PULSE 2.0 – The STEM Success Continues

While the “2.0” hints of a sequel, IU13’s Partnership to Understand and Lead STEM Education (PULSE) initiative never missed a beat as efforts continue thanks to renewed multi-year federal grant funding. PULSE 2.0 expands efforts to provide elementary and middle-school teachers (Grades 3-8) in Lancaster and Lebanon County districts and nonpublic schools with intensive STEM professional development in science and math content, and STEM pedagogy.

STEM Institute - site visit“Receiving the Math/Science Partnership Grant again is a testament to the good work of our area teachers and school districts, who are continually striving for new heights in STEM education,” commented Dr. Brian Barnhart, Executive Director of IU13. “Our districts and IU13 have worked collectively over the past three years to deepen the STEM content knowledge and daily application for the teachers, in a way that can then be transferred to their classrooms. It’s exciting and rewarding to know that our local students will continue benefiting from this good work.”

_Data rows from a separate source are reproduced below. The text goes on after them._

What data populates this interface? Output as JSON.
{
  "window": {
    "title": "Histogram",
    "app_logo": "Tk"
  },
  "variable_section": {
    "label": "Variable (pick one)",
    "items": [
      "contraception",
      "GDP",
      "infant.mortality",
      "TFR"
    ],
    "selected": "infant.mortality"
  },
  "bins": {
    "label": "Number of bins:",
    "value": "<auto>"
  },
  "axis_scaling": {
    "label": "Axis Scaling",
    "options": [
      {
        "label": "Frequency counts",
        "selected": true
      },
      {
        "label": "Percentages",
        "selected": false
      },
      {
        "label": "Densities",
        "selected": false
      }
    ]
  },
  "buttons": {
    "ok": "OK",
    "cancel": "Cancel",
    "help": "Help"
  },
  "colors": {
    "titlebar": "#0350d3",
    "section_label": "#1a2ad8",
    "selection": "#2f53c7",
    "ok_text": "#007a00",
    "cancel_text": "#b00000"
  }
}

The new phase of the project kicked off the year’s program in July with the Summer STEM Institute. The theme of the 2016 Institute was “Pennsylvania Agriculture,” which provided the context for math, science, and engineering design. Ten school districts were represented, including both public and nonpublic schools within IU13 and IU15. During the 2-week Institute, participants spent time working as interdisciplinary school-based teams.

STEM InstituteLand models, water systems, algebraic problem solving and geometric reasoning served as the foundation for the Institute. In the spirit of STEM education, it was important to integrate these topics in a real-world context. The theme of agriculture emerged as an excellent connection among these topics. As a culminating activity, teachers were tasked with designing an environmentally friendly farm using their new understanding of land use, water management, algebraic problem solving, and geometry. To provide a real world example, the group took a trip to the Rodale Institute for Organic farming to get ideas and inspiration to take back and assist with their own farm designs.

The Institute consisted of workshops and training by faculty from Millersville University, Lebanon Valley College, the Lancaster County Conservation District, Chesapeake Bay Foundation, and independent consultants with the goal of deepening teachers’ knowledge of Science, Technology, Engineering, and Mathematics (STEM) content and pedagogy in order to increase teacher effectiveness, which will ultimately increase student achievement in math and science. 

For more information, please visit STEM Solutions at IU13.